On the specific issue of bullying, children must be counselled not to just sulk and acquiesce to the demands of the bully but to resist and speak to the authorities persistently until they are heard and perpetrators brought to book. Bullying must not be tolerated at any level. Parents must not allow the slings and arrows of existential struggle to pierce their relationships with their children and wards. Afterall, the bulk of their struggle is to provide better living conditions for these children. Material comforts are good but the natural duty of care and guidance for these children is sacrosanct, hence the need to create quality time for this sacred duty.

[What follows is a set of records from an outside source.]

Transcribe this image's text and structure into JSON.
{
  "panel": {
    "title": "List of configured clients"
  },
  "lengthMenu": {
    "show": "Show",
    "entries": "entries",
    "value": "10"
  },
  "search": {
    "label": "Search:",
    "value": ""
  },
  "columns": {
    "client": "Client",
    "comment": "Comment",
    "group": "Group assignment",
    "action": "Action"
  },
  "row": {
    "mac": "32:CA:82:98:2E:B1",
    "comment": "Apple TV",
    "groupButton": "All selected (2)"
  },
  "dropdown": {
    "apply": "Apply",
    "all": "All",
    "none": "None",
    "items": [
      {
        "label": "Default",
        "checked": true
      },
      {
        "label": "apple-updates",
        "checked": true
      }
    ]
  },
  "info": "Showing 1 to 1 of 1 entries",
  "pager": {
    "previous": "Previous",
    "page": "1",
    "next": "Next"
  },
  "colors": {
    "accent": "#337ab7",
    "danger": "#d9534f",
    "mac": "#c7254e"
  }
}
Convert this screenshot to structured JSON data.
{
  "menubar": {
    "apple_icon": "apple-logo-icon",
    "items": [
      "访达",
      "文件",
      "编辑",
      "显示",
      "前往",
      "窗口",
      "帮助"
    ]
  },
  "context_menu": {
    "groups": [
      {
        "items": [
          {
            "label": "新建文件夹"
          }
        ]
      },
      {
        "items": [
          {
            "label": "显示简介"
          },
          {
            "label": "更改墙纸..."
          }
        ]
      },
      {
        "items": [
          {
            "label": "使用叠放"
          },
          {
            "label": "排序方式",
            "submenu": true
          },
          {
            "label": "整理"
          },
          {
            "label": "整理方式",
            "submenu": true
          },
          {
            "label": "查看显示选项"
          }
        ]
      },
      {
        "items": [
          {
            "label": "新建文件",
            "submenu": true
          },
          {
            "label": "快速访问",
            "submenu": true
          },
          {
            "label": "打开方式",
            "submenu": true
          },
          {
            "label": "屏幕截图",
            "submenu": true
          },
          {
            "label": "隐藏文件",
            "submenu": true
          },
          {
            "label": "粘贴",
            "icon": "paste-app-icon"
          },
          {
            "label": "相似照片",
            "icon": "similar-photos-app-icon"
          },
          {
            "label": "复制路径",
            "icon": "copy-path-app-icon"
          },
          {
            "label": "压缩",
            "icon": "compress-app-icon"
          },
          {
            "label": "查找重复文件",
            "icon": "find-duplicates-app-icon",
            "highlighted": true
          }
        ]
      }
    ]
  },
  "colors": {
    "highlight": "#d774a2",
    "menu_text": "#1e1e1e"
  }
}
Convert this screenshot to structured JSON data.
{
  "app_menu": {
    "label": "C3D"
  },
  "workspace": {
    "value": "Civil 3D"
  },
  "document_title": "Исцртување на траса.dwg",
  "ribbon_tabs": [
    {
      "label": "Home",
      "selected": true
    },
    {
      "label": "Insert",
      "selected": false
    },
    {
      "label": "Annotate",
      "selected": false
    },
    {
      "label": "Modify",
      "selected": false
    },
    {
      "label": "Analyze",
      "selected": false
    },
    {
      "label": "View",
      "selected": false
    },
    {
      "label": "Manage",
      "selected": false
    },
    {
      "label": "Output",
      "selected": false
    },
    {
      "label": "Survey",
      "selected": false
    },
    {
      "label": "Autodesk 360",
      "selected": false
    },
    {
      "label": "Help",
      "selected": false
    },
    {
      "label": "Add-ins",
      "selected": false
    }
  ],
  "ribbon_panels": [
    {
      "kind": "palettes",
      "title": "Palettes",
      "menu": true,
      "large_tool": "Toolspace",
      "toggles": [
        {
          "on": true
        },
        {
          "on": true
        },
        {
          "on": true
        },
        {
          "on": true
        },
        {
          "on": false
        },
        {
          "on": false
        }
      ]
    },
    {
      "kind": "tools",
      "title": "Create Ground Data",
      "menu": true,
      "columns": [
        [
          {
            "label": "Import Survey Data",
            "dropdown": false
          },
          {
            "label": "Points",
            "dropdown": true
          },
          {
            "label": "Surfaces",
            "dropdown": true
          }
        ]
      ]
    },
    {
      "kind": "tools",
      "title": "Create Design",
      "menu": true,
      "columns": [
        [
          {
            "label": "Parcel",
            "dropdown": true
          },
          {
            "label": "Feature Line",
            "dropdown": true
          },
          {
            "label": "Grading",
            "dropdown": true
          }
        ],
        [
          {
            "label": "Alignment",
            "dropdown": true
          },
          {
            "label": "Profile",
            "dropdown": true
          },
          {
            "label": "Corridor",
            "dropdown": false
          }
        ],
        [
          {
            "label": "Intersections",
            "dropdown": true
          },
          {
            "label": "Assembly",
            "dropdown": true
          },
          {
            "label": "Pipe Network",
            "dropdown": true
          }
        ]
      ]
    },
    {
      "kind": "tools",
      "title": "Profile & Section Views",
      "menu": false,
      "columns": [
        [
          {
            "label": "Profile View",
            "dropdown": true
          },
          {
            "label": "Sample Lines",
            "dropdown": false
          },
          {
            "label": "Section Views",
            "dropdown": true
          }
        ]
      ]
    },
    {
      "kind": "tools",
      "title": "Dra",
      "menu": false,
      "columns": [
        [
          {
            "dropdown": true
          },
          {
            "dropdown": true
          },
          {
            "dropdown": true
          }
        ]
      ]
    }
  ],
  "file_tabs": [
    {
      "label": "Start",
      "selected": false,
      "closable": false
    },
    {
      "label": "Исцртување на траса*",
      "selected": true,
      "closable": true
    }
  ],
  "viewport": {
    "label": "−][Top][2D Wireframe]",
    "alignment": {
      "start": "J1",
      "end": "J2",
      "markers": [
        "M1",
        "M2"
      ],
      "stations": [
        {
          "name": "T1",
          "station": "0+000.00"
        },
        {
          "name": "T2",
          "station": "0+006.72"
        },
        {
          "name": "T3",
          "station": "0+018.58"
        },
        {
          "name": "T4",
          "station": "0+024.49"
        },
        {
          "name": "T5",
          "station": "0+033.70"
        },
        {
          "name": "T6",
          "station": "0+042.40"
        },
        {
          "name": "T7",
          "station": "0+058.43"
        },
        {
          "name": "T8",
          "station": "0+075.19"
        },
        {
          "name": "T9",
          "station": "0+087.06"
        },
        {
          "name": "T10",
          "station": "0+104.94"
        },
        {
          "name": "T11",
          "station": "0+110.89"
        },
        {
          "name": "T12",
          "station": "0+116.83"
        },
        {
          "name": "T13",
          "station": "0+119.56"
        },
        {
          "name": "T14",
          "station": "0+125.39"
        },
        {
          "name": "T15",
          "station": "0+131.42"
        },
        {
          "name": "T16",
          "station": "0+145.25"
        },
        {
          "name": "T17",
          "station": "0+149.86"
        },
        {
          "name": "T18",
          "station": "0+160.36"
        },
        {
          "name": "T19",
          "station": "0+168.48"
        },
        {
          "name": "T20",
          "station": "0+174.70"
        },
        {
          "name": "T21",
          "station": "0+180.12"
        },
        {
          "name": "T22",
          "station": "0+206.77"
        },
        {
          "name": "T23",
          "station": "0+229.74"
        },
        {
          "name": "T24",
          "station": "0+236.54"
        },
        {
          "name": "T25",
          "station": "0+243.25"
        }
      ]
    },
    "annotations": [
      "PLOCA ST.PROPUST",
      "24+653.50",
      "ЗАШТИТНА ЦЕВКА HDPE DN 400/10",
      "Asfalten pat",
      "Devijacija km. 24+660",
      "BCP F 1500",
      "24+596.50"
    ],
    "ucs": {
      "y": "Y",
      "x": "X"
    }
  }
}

Similarly, schools are set up not only to provide academic certification but to mould the character of these vulnerable minds in positive ways. Increasingly in Nigeria, schools are focusing more on peripheral things rather than their core mandates. Even the duty of certification is pursued unethically with patent stories of connivance with students to perpetrate examination malpractices in order to shore up the image of the school in academic performances. Glamour, conspicuous consumption and other inanities are unwittingly encouraged by school authorities. School authorities and teachers are reminded of their core mandates of standing in loco parentis; that is in place of parents, and by extension, society at large for these students. The ambience of schools must therefore guarantee the physical and socio-psychological safety expected.

Safety policies must be emplaced, reviewed periodically and enforced without regard to the status of the parents in society. Rules and regulation must be implemented with even-handedness. When sanctions are applied, deterrence of vices can be enhanced.

Sadly, the root of the decay in the educational sector can be traced to neglect by successive governments at various levels. Public schools have been neglected or underfunded to the extent that parents are no longer comfortable with them. Parents are forced to drift in droves to the private entrepreneurs who set up schools, mostly with the profit motive more paramount. Were they to compete with public schools for the social responsibility thrust, some of their excesses may be tamed. Even the admirable mission schools were taken over by governments only to be neglected and turned into ghosts of their former selves.

Thus, all sorts of inadequacies are rife and no serious efforts are made to redress them. Governments have simply abandoned their duties as enshrined in Section Two of the Constitution of the Federal Republic of Nigeria containing the ‘Fundamental Objectives and Directive Principles of State Policy’. This section, even though not justiciable, saddles government with the provision of education and welfare for the people; and contains the most important provision at the core of governance. The struggle to make this section justiciable must be sustained in order to make government accountable to the people and in accordance with the tenets of democracy. Government officials should take this section seriously as the primary purpose of their being in government.

For the general populace, there must be a resolve to stamp out cultism, bullying and other associated crimes in schools. All Nigerians should contribute their quota in their respective spheres of influence for a joint effort and to arrive at an acceptable destination.